The “Turandot” seen in Los Angeles, however, arrived with the U.S. premiere of a brand-new ending, fashioned by Italian composer Luciano Berio, whose own operas bristle with musical challenges undreamed of in Puccini’s creamy romanticism. For the climactic moment of Turandot’s capitulation, which the Alfano version brings in with the standard, grandiose choral whoop-de-do, Berio’s music throttles the music down to a dreamy pianissimo. Preceding this is Berio’s new long orchestral interlude that seems to summarize the emotional undercurrents of the entire evening’s worth of opera.

It might work, but it didn’t this time. Principal singers Audrey Stottler and Franco Farina, for all the fortissimo impact of their vocal equipment, came up with nothing better during that interlude than a display of traditional operatic lurch ‘n’ clutch. Their final scene, dimly lit in what appears — in one of designer Michael Scott’s several curious miscalculations — to be an attic in some long-abandoned palace, offends both ear and eye. (Other miscalculations: obliging tenor Farina to perform the opera’s hit tune, the aria “Nessun dorma” that begins the final act, in almost total darkness; raking the stage set so drastically that Turandot’s first entrance, atop a steep staircase, was invisible to many parts of the house.)
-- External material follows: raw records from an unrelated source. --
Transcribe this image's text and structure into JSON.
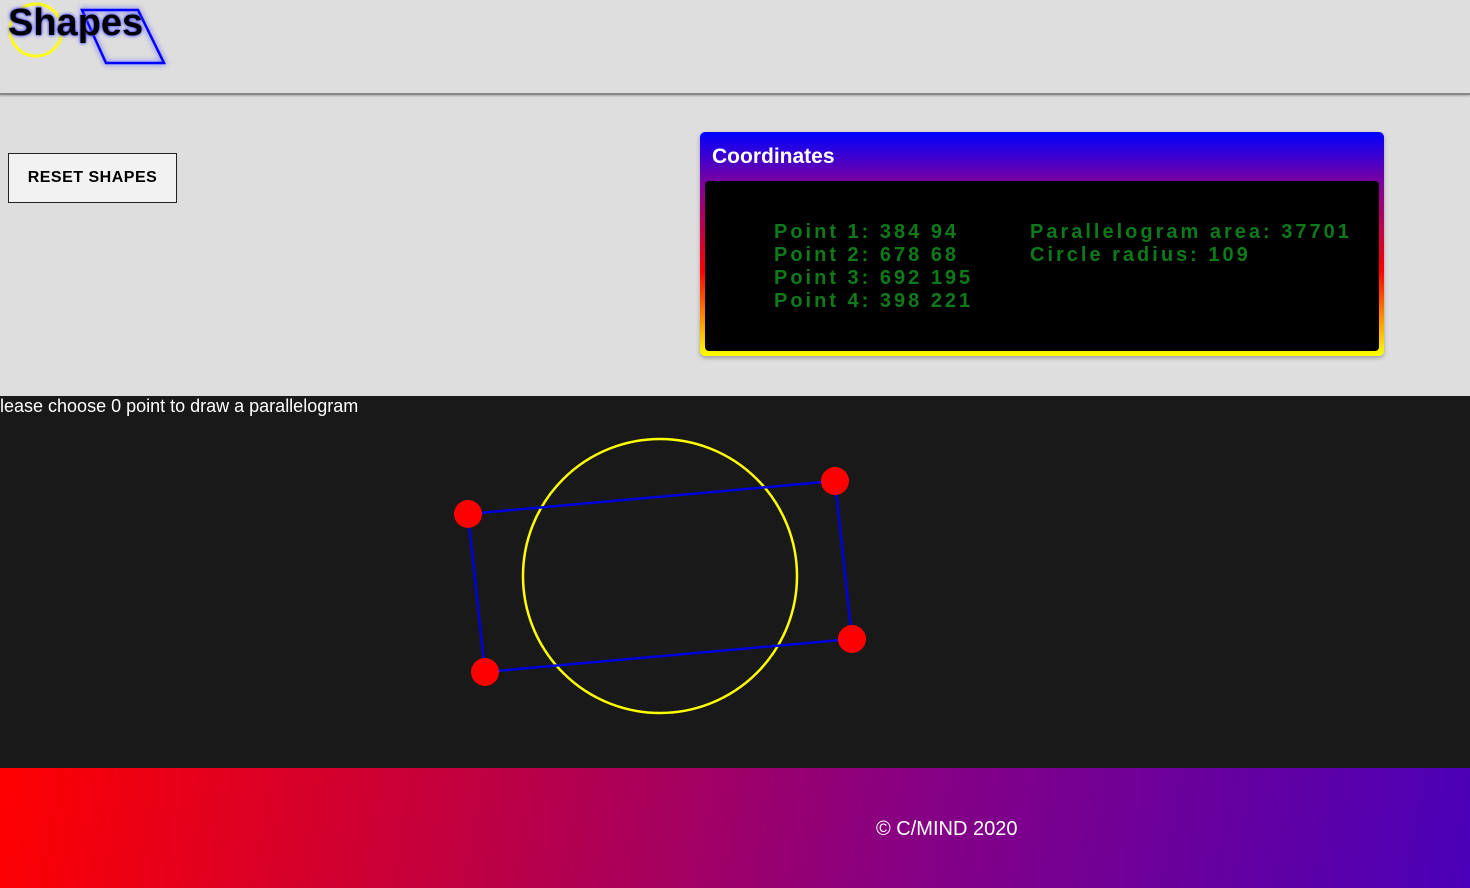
{
  "header": {
    "logo_text": "Shapes"
  },
  "controls": {
    "reset_label": "RESET SHAPES"
  },
  "coordinates": {
    "title": "Coordinates",
    "points": [
      "Point 1: 384 94",
      "Point 2: 678 68",
      "Point 3: 692 195",
      "Point 4: 398 221"
    ],
    "area_text": "Parallelogram area: 37701",
    "radius_text": "Circle radius: 109"
  },
  "canvas": {
    "message": "lease choose 0 point to draw a parallelogram",
    "point_color": "#ff0000",
    "parallelogram_color": "#0000dd",
    "circle_color": "#ffff00",
    "background_color": "#191919"
  },
  "footer": {
    "text": "© C/MIND 2020"
  }
}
The opera fares better in the hands of conductor Kent Nagano and in the touching loveliness of soprano Hei-Kyung Hong as the tragic slave girl Liu. Director Gian-Carlo del Monaco (son of tenor Mario, who in his day had carried many a “Turandot” performance) directed a fluid, often spooky performance, including a memorable visual that turned the chorus into a slithering human mass to match the slithering humanity of Puccini’s masterful “moonrise” music.

“Turandot” is optimistically scheduled for an 11-performance run — instead of the usual six or seven. Soprano Nina Warren and tenor Ian DeNolfo stand in as the battling lovers on June 7 and 11, with Svetla Vassileva as the replacement Liu.

Turandot

Dorothy Chandler Pavilion, L.A. Music Center; 3,098 seats; $165 top

  • Production: A Los Angeles Opera presentation of Giacomo Puccini's unfinished three-act opera, libretto by Giuseppe Adami and Renato Simoni after the play by Carlo Gozzi, with a new completion by Luciano Berio. Conductor, Kent Nagano with the L.A. Opera Orchestra and Chorus.
  • Crew: Production by Gian-Carlo del Monaco; designers, Michael Scott and Alan Burrett. Opened and reviewed, May 25, 2002. Closes June 16. Running time: 2 HOURS, 50 MIN.
  • Cast: Turandot - Audrey Stottler Calaf - Franco Farina Liu - Kei-Kyung Hong Timur - Rosendo Flores <b>With:</b> Alfredo Daza, Greg Fedderly, Bruce Sledge, Joseph Frank, James Creswell, Scott Wyatt, Rebecca Tomlinson, Sara Edwards.
  • Music By: